While it might seem to be just common sense proving you own a debt before bringing a collection lawsuit, the right to challenge the ownership of promissory notes in foreclosure Continue reading →
The Coming Public Pension Meltdown: How Fannie Mae and Freddie Mac Were Used To Steal Public Pension Funds, Where Did All the Money Go, Who Has Been Covering Up the Theft, and How Every Homeowner Has Been and
Will Be Further Harmed by One of the Biggest Yet Still
Largely Concealed Financial Ripoffs in American History
We all know the devastating effects that the 2008 mortgage crisis has had on the American economy generally and tens of millions of homeowners personally and their families in the United States, while Pontius Pilate-like, federal and state judges and legislators have mostly looked the other way.
We are now faced with a yet even bigger, approaching financial disaster that this Nation’s local and state governments are equally unprepared for: the coming public pension meltdown that the federal government this time lacks the otherwise needed huge financial resources to adequately deal with. Continue reading →
United States District Court, E.D. California.
GENET HABTEMARIAM, Plaintiff,
VIDA CAPITAL GROUP, LLC; US MORTGAGE RESOLUTION; PNC BANK, NATIONAL ASSOCIATION; and DOES 1 to 50, inclusive, Defendants.
Some three years later, PNC notified Plaintiff by mail that its SDOT was discharged, apparently due to a settlement agreement PNC had reached with various agencies of the United States government. PNC effectuated that cancellation by sending a 1099-C form approved by the Internal Revenue Service for cancelling a debt. Plaintiff received the Form 1099-C on or about June 29, 2010. According to Plaintiff, because the 1099-C cancelled the amount she owed on the second mortgage, she believed it legally released her from any further obligation to pay Continue reading →
A year ago The Foreclosure Hour explained why homeowners nationwide were having such great difficulty finding a knowledgeable foreclosure defense attorney and suggested ways of remedying the problem.
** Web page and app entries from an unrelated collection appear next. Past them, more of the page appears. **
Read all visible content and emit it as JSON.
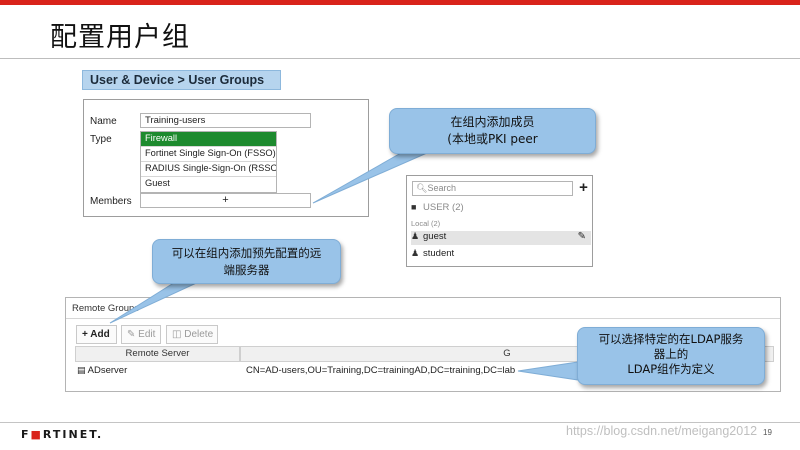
{
  "slide": {
    "title": "配置用户组",
    "breadcrumb": "User & Device > User Groups",
    "page_number": "19",
    "watermark": "https://blog.csdn.net/meigang2012",
    "logo": {
      "prefix": "F",
      "red": "■",
      "suffix": "RTINET."
    }
  },
  "form": {
    "name_label": "Name",
    "name_value": "Training-users",
    "type_label": "Type",
    "type_options": [
      "Firewall",
      "Fortinet Single Sign-On (FSSO)",
      "RADIUS Single-Sign-On (RSSO)",
      "Guest"
    ],
    "type_selected": "Firewall",
    "members_label": "Members",
    "members_add": "+"
  },
  "callouts": {
    "add_members": {
      "line1": "在组内添加成员",
      "line2": "(本地或PKI peer"
    },
    "remote_servers": {
      "line1": "可以在组内添加预先配置的远",
      "line2": "端服务器"
    },
    "ldap": {
      "line1": "可以选择特定的在LDAP服务",
      "line2": "器上的",
      "line3": "LDAP组作为定义"
    }
  },
  "picker": {
    "search_placeholder": "Search",
    "add": "+",
    "group_label": "USER (2)",
    "sub_label": "Local (2)",
    "users": [
      "guest",
      "student"
    ]
  },
  "remote_groups": {
    "title": "Remote Groups",
    "buttons": {
      "add": "Add",
      "edit": "Edit",
      "delete": "Delete"
    },
    "columns": [
      "Remote Server",
      "G"
    ],
    "rows": [
      {
        "server": "ADserver",
        "group": "CN=AD-users,OU=Training,DC=trainingAD,DC=training,DC=lab"
      }
    ]
  },
  "colors": {
    "selected_type": "#1d8a2e",
    "callout": "#99c3e8",
    "accent_red": "#d9231b",
    "breadcrumb_bg": "#b6d4ee"
  }
}
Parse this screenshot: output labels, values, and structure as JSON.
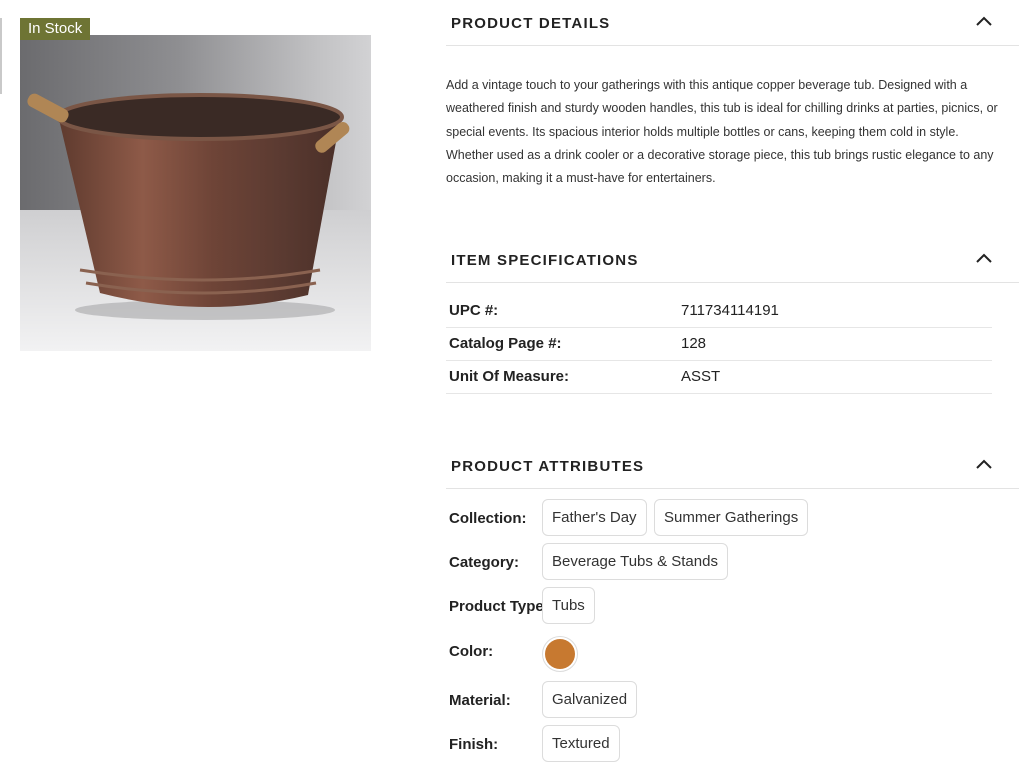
{
  "stock_badge": "In Stock",
  "sections": {
    "product_details": {
      "title": "PRODUCT DETAILS"
    },
    "item_specifications": {
      "title": "ITEM SPECIFICATIONS"
    },
    "product_attributes": {
      "title": "PRODUCT ATTRIBUTES"
    }
  },
  "description": "Add a vintage touch to your gatherings with this antique copper beverage tub. Designed with a weathered finish and sturdy wooden handles, this tub is ideal for chilling drinks at parties, picnics, or special events. Its spacious interior holds multiple bottles or cans, keeping them cold in style. Whether used as a drink cooler or a decorative storage piece, this tub brings rustic elegance to any occasion, making it a must-have for entertainers.",
  "specs": [
    {
      "label": "UPC #:",
      "value": "711734114191"
    },
    {
      "label": "Catalog Page #:",
      "value": "128"
    },
    {
      "label": "Unit Of Measure:",
      "value": "ASST"
    }
  ],
  "attributes": {
    "collection": {
      "label": "Collection:",
      "chips": [
        "Father's Day",
        "Summer Gatherings"
      ]
    },
    "category": {
      "label": "Category:",
      "chips": [
        "Beverage Tubs & Stands"
      ]
    },
    "product_type": {
      "label": "Product Type:",
      "chips": [
        "Tubs"
      ]
    },
    "color": {
      "label": "Color:",
      "swatch": "#c77930"
    },
    "material": {
      "label": "Material:",
      "chips": [
        "Galvanized"
      ]
    },
    "finish": {
      "label": "Finish:",
      "chips": [
        "Textured"
      ]
    }
  },
  "icons": {
    "section_toggle": "chevron-up-icon"
  },
  "colors": {
    "badge": "#6e7434",
    "swatch": "#c77930"
  }
}
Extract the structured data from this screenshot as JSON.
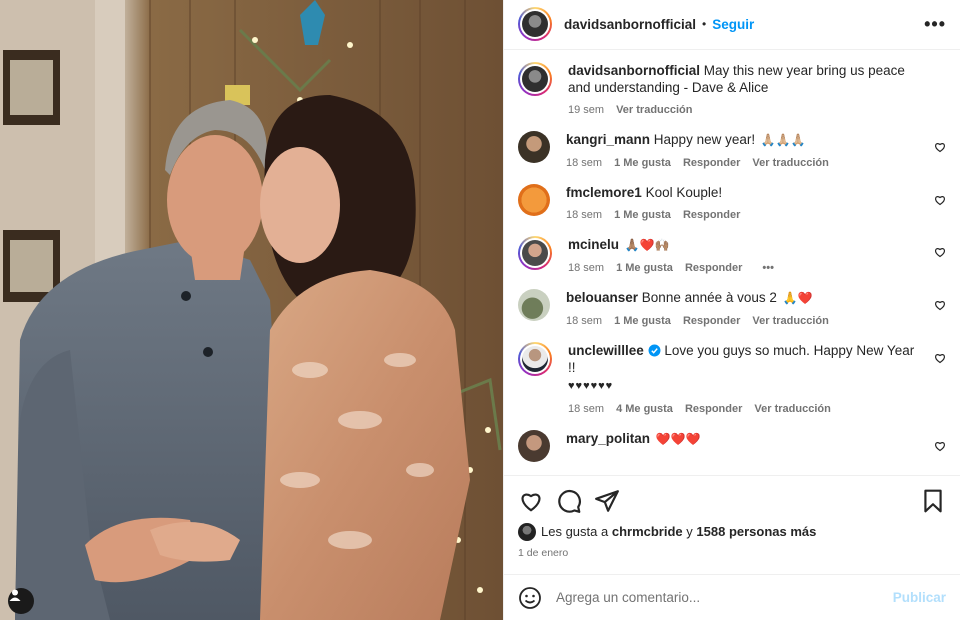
{
  "header": {
    "username": "davidsanbornofficial",
    "separator": "•",
    "follow_label": "Seguir",
    "more_icon": "more-horizontal-icon"
  },
  "caption": {
    "username": "davidsanbornofficial",
    "text": "May this new year bring us peace and understanding - Dave & Alice",
    "time": "19 sem",
    "translate": "Ver traducción"
  },
  "comments": [
    {
      "username": "kangri_mann",
      "text": "Happy new year!",
      "emoji": "🙏🏼🙏🏼🙏🏼",
      "time": "18 sem",
      "likes": "1 Me gusta",
      "reply": "Responder",
      "translate": "Ver traducción"
    },
    {
      "username": "fmclemore1",
      "text": "Kool Kouple!",
      "emoji": "",
      "time": "18 sem",
      "likes": "1 Me gusta",
      "reply": "Responder"
    },
    {
      "username": "mcinelu",
      "text": "",
      "emoji": "🙏🏽❤️🙌🏽",
      "time": "18 sem",
      "likes": "1 Me gusta",
      "reply": "Responder",
      "options": "•••"
    },
    {
      "username": "belouanser",
      "text": "Bonne année à vous 2",
      "emoji": "🙏❤️",
      "time": "18 sem",
      "likes": "1 Me gusta",
      "reply": "Responder",
      "translate": "Ver traducción"
    },
    {
      "username": "unclewilllee",
      "verified": true,
      "text": "Love you guys so much. Happy New Year !!",
      "text2": "♥♥♥♥♥♥",
      "time": "18 sem",
      "likes": "4 Me gusta",
      "reply": "Responder",
      "translate": "Ver traducción"
    },
    {
      "username": "mary_politan",
      "text": "",
      "emoji": "❤️❤️❤️"
    }
  ],
  "actions": {
    "like_icon": "heart-outline-icon",
    "comment_icon": "comment-icon",
    "share_icon": "paper-plane-icon",
    "save_icon": "bookmark-icon"
  },
  "likes": {
    "prefix": "Les gusta a",
    "user": "chrmcbride",
    "joiner": "y",
    "others": "1588 personas más"
  },
  "date": "1 de enero",
  "add_comment": {
    "placeholder": "Agrega un comentario...",
    "publish_label": "Publicar",
    "emoji_icon": "smiley-icon"
  },
  "colors": {
    "link_blue": "#0095f6",
    "publish_disabled": "#b2dffc",
    "secondary_text": "#737373",
    "verified_blue": "#0095f6"
  }
}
Yet, if anything, as those presently facing foreclosure well know, rather than becoming easier, it is actually even more difficult anywhere to find knowledgeable foreclosure defense counsel. Continue reading →
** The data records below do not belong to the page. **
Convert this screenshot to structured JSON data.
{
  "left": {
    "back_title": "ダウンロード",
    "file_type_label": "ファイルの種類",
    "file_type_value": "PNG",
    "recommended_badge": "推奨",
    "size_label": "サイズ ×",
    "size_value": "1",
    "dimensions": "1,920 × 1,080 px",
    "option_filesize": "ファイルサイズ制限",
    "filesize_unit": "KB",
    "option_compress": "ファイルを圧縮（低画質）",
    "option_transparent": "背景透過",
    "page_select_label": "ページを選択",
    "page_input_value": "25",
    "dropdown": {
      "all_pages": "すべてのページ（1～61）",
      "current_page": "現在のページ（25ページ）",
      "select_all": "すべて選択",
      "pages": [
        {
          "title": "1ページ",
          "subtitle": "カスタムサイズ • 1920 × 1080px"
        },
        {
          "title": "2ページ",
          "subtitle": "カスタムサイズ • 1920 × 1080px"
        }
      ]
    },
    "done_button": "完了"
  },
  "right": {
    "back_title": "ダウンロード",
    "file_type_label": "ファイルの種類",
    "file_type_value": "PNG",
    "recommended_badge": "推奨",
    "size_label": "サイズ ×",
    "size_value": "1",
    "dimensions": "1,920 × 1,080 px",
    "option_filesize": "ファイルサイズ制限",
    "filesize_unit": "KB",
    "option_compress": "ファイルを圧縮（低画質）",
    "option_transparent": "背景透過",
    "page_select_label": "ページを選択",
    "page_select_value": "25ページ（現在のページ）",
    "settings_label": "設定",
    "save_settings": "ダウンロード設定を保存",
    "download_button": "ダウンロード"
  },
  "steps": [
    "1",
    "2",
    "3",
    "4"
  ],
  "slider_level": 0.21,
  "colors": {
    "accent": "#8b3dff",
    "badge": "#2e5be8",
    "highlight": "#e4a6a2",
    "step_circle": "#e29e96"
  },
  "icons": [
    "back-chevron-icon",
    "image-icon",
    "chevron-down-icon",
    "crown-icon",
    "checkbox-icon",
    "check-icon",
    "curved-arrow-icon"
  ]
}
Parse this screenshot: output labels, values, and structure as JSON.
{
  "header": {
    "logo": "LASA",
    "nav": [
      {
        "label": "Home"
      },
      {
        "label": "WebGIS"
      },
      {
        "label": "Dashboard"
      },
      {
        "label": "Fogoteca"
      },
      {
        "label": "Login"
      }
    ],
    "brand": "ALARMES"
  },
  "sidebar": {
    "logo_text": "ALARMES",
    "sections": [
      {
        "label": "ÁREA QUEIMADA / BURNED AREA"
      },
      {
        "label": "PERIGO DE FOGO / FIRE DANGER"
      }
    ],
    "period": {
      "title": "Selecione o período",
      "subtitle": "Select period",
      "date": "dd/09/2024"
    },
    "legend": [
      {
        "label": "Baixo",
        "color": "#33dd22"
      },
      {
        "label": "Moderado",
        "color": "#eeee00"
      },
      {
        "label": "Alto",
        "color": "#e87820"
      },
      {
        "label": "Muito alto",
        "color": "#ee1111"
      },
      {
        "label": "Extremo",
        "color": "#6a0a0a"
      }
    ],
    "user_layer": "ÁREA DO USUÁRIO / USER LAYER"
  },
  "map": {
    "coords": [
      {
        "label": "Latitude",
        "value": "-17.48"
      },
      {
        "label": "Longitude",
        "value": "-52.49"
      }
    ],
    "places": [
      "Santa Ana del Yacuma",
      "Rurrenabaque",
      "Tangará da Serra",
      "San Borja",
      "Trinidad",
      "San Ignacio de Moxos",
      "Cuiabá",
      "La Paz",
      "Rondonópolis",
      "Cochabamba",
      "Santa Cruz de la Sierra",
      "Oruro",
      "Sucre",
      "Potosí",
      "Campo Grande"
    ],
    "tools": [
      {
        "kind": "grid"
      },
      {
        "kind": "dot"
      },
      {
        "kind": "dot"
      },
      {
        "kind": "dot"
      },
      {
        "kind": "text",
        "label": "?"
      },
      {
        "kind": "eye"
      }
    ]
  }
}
The Plaintiff, like so many others, claimed (and the lower Circuit Court penned in the Findings of Fact) it “is now the Holder of the Note.” Of course, there were the usual series of “after-the-fact” robo-signed assignments trying to establish the right to enforce, and an allonge dated “after-the-fact” signed in blank. Even a witness who was basically a computer jockey viewing screen shots with no personal knowledge of who or how the data was entered. But in this case, there is a bit of a twist which, it appears, the Justices were picking up on as they asked astute questions about the procedure and the original (now bankrupt and liquidated) lender, New Century Mortgage Corporation. Continue reading →
What Every Homeowner Needs To Know About the Latest Foreclosure Trends and Developments in American Law in Order To Survive in an Inconsistent Legal System Largely Out of Service Which Treats Like Cases Differently.
It is a natural law of Justice in virtually every legal system in the history of the world that “like cases should be treated alike,” except it seems in the field of foreclosure defense in America where national inconsistency has become the norm.
Thus, for nearly a tumultuous decade following (the continuation of) the Mortgage Crisis of 2008, American Courts have created a record of contradiction, confusion, and uncertainty, ignoring established rules of evidence and even its own case precedents governing other areas of the law, while often pompously looking the other way in the tradition of Pontius Palate, routinely favoring lenders, often misusing the doctrine of stare decisis to protect previously egregiously mistaken case precedents. Continue reading →